My Studio Space

Oh, wouldn’t I like to have a proper studio!

Kylee over at Bijoux & Banter has issued a request that I reveal my studio space. At the minute I am reorganizing all my fabric and books and my studio areas are a mess, so I’m showing older photographs of my set-up.

I have a small bungalow with a basement, and I use many areas for my business. I’ve got an antique table in the dining room that has additional leaves in it so I can spread out when quilting a large quilt on the machine, or when paper piecing and cutting for bags. The lovely boxes hold all my sewing thread and I have a similar set of four to hold silk ribbon. I dye fabric, ribbon and thread for specific projects, but I’ve also got a large quantity of already-dyed supplies.

Dyeing is done in the kitchen. I’ve attached a photo of one ribbon dyeing session. I bring my Ott daylight spectrum light up from the basement so I can see the colours properly and I need lots of water so I’m near the sink.

The third picture is my sun porch looking out onto the back garden. We have 1.25 acres of land so this is a beautiful aspect. This has another big table for work, and I’ve recently bought an upholstered task chair for sitting at the sewing machine. It’s not winterized but the light is incredible, I feel surrounded by light in the warmer months.

My fourth and biggest area is in the basement. This is where my computer and drafting table are as well as bookshelves with reference books and magazines, business paperwork and filing, two rectangular tables for computer and fabric respectively, and several cupboards and plastic drawer units for holding supplies. I also have a small desk backed up under the overhang of the drafting board with its own small Ott light. This is for sketching, painting, colouring, and inking.

Artist name: Judith Johnston

Business name: JJ ColourArt

Do you have a dedicated studio/artistic space?

No, I don’t have the room, it’s a tiny house.

What medium(s) do you work in?

Fabric – quilting and piecing and sewing tarot bags and handbags; cotton embroidery floss and silk ribbon and thread; strung jewellery with gemstones, glass, wood, polymer clay, and my signature paper beads; bead embroidery; pen, ink, and watercolour; collage; coloured pencil; some acrylic or casein for small abstracts; bookbinding small decorative journals; counted cross stitch and needlepoint for embellishment; digital graphics.

What one word would you use to describe your studio?

Energizing.

What do you think is the best feature of your studio?

I am very well supplied with artist-quality materials, and that gives me the ability to sit down and create anything I can imagine. I spend a dedicated amount each year on quality beads, paper, paint, gel medium, pencils, computer software–anything to create with. That little bit adds up to quality in supplies. It makes a difference to commit to this.

What would you change if you could?

I would like some flat storage shelves for large sheets of art paper like watercolour and pastel paper.

Can you share an organisational tip?

Keep some empty drawers and boxes available so that you can put projects away safely and keep your table clean. That way you can take a box out with everything in it and work on what you like for the day without being overwhelmed by having everything out.

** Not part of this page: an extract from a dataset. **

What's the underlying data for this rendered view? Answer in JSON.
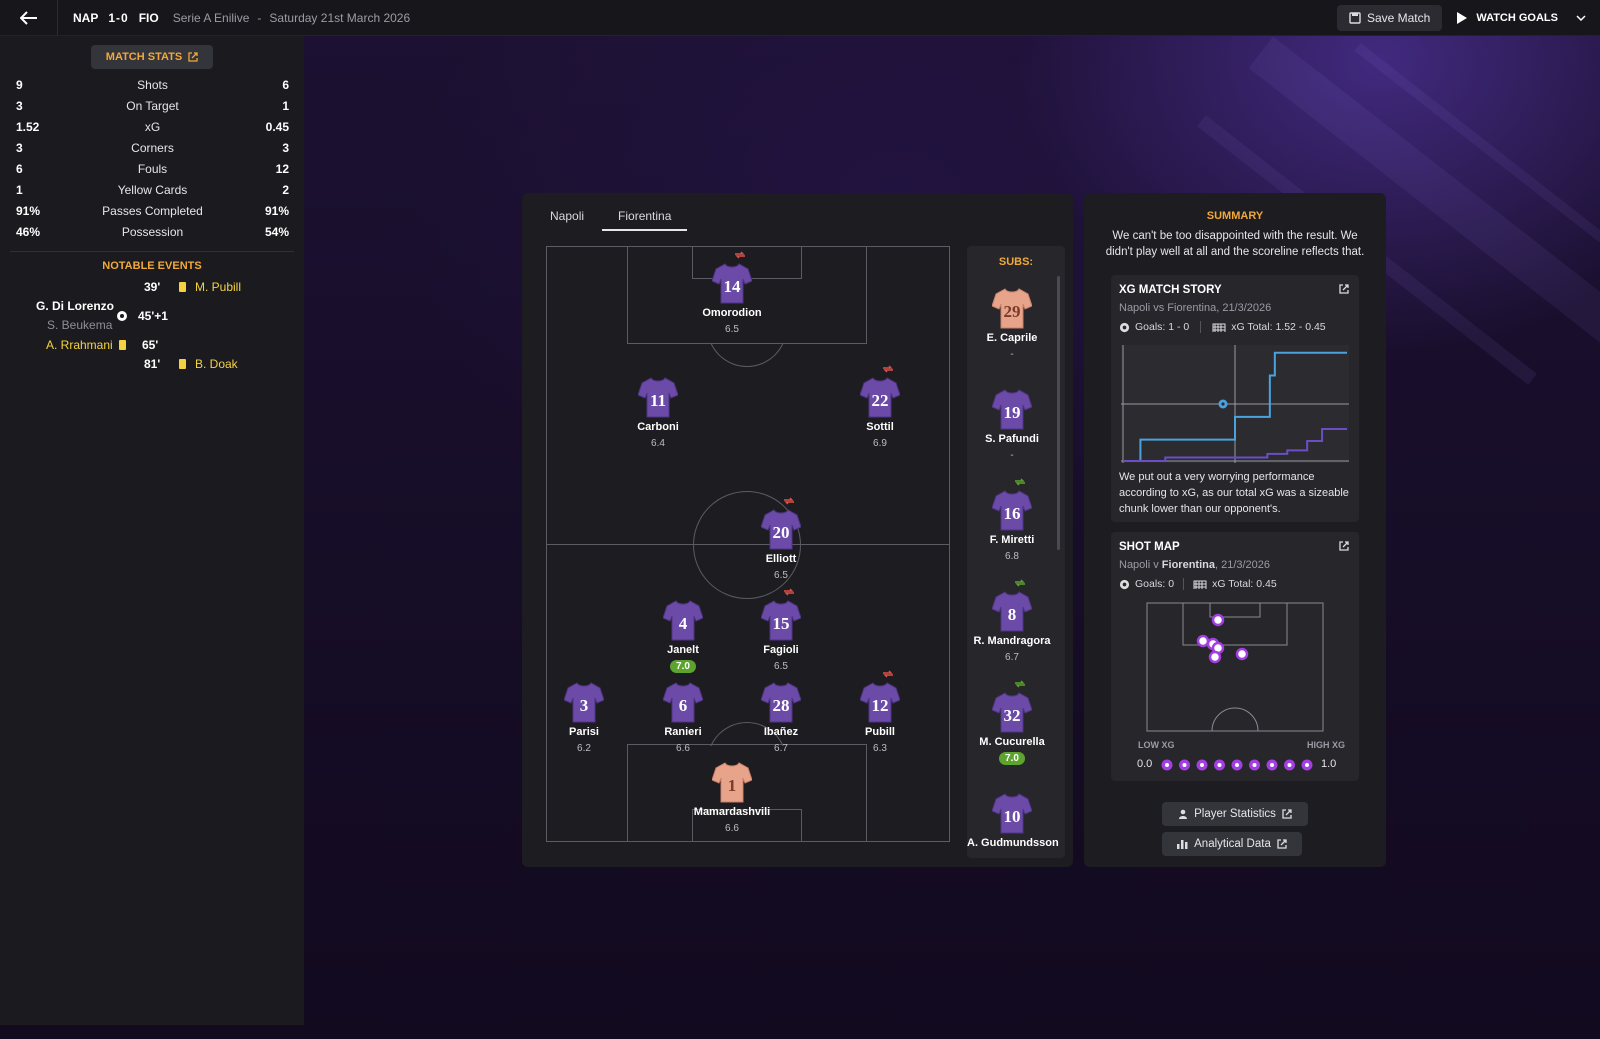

Describe the usual state of your work table?

I refer to it as The Exploding Table for the simple reason that it’s always covered in a project. My work table is my 28 year-old drafting board and I have two Ott lights for it and it’s great for anything, from drawing and painting to hand sewing and embroidery or jewellery-making.

Does your work table face out into the room or toward the wall?

Out into the room. Our TV is down here and while my husband watches TV I work and I keep him company.

What’s one drawback of your studio/artistic space?

I really need more heat in the basement in the winter. It’s very cold for working with my hands and the floor is concrete. My dining room is without a window and very dark and without proper lighting so I don’t use it much if I can work down here. It’s cold in the basement for eight months of the year.

Do you have an idea wall or inspiration board?

Not really, but I do have a small cork bulletin board with a frame that I collaged with fabric, and I keep favourite pictures of artwork tacked up there. I have a quote posted that has inspired me for years: From whatever place I write you will expect that part of my ‘travels’ will consist of excursions in my own mind. [Samuel Taylor Coleridge]

Do you listen to music in your studio?

Yes, it’s a vital part of creativity for me. I have a radio upstairs usually tuned to a Jazz station, and down in the basement I can pick up stations on the television via satellite, and prefer either Contemporary Jazz or Baroque music.

Do you display your own work in your studio?

Yes, I have some old quilted items on the wall for a bit of cheer. I had to take some down as it was getting claustrophobic.

Other artists’ work?

Because of my card collection and interest in card decks, I have been privileged to own prints from two card artists: Mindy Sommers, the creator of the Dreaming in Color Luman deck, wins the prize on this one. I love her artwork so much that I have several items framed about the house. I also have a gorgeous matted limited edition print from talented photographer Natalie Zaman, who co-created the Graven Images Oracle.

What’s one quirk or unusual feature of your studio?

Bookshelves. I have eight all together down here, and four are dedicated to business-related books and magazines. Some for computer and clip art, some for art techniques and art history, and some for beading and jewellery-making. Another three shelves are for reference and history books and my cat figurine collection. It’s quite inspiring but definitely quirky to be surrounded by so many bookshelves.

Advertisements
Explore posts in the same categories: Artwork, Creativity

Tags: , , , , , , , ,

You can comment below, or link to this permanent URL from your own site.

One Comment on “My Studio Space”

  1. Lunes Says:

    Thanks for sharing Judith. I like the tip about keeping empty boxes for storing on-going projects. I think you need to knit yourself some woolly socks for those cold winter months! Kylee


Leave a Reply

Please log in using one of these methods to post your comment:

WordPress.com Logo

You are commenting using your WordPress.com account. Log Out / Change )

Twitter picture

You are commenting using your Twitter account. Log Out / Change )

Facebook photo

You are commenting using your Facebook account. Log Out / Change )

Google+ photo

You are commenting using your Google+ account. Log Out / Change )

Connecting to %s